### INPUT RECORDS
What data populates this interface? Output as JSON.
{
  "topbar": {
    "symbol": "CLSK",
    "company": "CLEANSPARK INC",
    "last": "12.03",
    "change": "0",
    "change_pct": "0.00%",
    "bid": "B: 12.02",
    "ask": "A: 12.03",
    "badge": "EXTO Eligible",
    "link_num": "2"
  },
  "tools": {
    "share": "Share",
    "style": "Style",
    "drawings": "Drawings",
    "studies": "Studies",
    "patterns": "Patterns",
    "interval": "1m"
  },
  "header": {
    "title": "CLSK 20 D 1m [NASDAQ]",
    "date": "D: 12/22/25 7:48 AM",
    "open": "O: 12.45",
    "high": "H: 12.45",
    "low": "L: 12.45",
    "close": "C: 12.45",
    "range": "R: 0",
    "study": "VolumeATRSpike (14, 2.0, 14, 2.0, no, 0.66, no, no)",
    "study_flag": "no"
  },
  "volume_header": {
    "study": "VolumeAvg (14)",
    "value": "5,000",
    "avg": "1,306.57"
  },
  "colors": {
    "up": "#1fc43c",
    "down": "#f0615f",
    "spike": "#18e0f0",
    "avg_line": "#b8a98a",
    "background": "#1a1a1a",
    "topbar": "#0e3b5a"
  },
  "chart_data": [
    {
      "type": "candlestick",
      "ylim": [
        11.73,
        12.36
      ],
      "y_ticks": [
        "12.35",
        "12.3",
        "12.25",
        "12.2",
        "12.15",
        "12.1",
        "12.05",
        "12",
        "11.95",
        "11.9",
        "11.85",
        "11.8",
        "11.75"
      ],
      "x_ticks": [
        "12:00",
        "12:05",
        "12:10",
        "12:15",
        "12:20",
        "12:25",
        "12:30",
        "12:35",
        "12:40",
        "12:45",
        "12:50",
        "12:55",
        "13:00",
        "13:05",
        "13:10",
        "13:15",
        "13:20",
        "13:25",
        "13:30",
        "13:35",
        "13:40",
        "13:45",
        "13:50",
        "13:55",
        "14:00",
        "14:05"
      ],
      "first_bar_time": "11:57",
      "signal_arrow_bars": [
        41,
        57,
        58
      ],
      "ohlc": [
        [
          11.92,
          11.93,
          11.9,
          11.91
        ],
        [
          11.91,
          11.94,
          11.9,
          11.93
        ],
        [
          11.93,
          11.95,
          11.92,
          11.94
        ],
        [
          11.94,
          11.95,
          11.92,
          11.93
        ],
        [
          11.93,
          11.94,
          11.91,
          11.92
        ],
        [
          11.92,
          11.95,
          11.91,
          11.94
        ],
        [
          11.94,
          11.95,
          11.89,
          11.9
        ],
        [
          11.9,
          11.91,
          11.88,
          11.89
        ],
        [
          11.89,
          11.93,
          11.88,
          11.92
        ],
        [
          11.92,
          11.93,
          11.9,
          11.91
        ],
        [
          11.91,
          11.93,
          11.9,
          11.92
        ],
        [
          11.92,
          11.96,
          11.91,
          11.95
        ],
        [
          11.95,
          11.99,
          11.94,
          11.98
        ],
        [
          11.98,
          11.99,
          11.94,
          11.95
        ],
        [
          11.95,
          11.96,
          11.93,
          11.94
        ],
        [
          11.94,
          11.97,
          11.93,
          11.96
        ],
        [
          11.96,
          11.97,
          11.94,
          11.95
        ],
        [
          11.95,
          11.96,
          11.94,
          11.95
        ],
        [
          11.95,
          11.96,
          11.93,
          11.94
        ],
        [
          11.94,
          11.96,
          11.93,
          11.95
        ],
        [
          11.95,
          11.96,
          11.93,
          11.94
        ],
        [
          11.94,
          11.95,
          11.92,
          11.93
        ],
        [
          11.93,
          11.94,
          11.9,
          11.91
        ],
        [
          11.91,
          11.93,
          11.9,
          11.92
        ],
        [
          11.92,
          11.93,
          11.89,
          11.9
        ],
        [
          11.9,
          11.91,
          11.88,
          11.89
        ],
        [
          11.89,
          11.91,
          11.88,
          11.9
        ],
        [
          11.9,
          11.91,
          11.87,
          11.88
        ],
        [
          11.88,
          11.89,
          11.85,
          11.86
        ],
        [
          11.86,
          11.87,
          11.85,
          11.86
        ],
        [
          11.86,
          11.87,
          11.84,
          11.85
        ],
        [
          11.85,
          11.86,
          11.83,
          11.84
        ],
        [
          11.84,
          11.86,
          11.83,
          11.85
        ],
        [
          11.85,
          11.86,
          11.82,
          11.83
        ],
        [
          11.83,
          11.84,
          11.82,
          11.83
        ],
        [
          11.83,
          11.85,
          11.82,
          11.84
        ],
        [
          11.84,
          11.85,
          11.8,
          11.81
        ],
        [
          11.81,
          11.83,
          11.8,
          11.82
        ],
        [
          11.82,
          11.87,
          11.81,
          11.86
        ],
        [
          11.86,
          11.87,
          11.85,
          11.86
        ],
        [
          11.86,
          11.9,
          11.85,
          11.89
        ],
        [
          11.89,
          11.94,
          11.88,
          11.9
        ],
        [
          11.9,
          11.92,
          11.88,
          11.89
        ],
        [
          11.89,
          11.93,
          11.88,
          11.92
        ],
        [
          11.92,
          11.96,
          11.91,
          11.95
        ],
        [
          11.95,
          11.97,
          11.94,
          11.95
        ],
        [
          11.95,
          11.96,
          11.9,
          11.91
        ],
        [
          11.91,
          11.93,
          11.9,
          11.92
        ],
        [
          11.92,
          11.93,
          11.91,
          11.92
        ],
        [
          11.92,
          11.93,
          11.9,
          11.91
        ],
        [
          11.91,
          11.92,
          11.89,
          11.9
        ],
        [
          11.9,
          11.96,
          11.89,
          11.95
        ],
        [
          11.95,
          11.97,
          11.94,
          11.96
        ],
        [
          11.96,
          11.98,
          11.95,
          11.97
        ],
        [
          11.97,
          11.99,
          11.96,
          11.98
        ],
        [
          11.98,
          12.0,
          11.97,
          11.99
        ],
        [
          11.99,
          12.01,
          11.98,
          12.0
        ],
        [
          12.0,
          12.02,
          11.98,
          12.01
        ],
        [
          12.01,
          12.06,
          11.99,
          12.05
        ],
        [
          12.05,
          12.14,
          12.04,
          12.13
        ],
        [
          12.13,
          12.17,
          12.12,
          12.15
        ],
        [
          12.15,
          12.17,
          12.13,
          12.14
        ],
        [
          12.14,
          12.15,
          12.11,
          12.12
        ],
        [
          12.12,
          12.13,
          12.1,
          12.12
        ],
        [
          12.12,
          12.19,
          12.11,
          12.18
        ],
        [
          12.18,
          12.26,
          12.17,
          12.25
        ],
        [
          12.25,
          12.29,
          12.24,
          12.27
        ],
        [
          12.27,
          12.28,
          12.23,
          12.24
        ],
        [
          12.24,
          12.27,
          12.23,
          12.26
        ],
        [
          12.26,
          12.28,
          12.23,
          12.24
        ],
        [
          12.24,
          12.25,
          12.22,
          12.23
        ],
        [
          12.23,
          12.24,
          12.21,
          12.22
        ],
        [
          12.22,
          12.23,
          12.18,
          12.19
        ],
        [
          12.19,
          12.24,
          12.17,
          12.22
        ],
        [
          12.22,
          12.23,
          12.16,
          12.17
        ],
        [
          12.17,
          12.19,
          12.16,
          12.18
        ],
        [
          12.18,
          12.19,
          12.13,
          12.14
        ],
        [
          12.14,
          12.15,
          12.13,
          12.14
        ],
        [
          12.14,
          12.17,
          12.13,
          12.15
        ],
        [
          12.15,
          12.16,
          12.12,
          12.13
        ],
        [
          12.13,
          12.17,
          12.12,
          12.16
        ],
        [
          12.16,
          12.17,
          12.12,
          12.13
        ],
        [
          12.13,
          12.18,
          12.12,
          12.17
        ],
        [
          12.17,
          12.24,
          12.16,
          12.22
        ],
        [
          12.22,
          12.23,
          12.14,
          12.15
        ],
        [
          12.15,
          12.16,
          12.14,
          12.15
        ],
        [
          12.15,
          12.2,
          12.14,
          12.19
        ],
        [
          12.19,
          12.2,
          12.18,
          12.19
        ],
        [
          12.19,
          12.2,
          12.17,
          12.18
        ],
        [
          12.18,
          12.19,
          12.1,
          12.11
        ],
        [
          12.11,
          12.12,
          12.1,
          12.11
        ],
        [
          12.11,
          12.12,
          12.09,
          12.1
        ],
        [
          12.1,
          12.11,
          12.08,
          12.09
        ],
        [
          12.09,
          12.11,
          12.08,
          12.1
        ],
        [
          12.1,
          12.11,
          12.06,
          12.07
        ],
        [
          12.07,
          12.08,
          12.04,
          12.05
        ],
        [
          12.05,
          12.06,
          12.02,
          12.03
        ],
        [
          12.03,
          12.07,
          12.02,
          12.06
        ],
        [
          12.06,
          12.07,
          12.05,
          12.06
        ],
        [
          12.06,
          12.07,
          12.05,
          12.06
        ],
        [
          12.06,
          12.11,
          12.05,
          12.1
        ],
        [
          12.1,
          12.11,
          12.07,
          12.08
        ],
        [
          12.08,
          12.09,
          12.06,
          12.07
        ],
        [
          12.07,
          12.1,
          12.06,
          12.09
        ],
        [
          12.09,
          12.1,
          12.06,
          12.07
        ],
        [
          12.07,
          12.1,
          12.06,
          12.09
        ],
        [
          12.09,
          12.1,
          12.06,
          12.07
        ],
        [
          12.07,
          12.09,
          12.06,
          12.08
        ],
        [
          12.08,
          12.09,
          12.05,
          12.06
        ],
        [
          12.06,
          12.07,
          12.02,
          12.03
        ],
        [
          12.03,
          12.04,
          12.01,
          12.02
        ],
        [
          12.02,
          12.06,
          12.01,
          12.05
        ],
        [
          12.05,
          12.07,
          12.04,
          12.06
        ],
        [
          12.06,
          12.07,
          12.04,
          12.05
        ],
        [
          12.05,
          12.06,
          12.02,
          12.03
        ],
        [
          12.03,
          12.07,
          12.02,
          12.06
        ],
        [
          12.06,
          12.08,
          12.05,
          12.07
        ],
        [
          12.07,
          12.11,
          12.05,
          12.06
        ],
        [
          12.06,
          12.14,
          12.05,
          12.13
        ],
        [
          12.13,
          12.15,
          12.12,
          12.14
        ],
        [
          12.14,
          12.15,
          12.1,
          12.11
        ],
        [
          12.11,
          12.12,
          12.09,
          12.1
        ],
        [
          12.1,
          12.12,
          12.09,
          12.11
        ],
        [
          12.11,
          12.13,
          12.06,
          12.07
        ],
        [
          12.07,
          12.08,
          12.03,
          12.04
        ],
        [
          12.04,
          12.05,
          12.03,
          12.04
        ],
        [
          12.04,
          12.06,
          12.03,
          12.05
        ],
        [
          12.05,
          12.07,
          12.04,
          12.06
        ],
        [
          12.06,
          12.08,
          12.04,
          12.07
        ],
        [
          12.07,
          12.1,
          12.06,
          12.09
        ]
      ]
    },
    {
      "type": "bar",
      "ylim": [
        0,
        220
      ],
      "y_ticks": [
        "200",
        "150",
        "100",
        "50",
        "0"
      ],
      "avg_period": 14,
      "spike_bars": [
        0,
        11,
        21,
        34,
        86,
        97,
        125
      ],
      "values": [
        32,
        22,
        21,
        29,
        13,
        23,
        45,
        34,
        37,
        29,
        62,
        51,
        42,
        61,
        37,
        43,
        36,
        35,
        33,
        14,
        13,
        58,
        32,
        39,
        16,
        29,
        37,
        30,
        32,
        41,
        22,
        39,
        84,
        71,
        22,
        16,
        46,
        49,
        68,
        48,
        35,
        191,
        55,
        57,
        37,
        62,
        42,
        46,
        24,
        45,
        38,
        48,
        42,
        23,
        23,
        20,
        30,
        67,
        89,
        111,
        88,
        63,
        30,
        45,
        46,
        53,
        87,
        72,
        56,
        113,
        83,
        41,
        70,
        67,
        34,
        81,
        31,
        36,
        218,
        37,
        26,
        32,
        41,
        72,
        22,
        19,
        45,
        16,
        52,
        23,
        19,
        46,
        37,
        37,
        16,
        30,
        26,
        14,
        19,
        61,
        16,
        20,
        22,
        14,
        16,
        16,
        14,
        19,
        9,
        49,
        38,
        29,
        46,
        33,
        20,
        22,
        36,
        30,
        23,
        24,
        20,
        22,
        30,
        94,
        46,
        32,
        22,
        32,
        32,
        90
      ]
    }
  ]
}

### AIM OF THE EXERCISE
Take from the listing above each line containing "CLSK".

### THE COMPLETED TASK
    "symbol": "CLSK",
    "title": "CLSK 20 D 1m [NASDAQ]",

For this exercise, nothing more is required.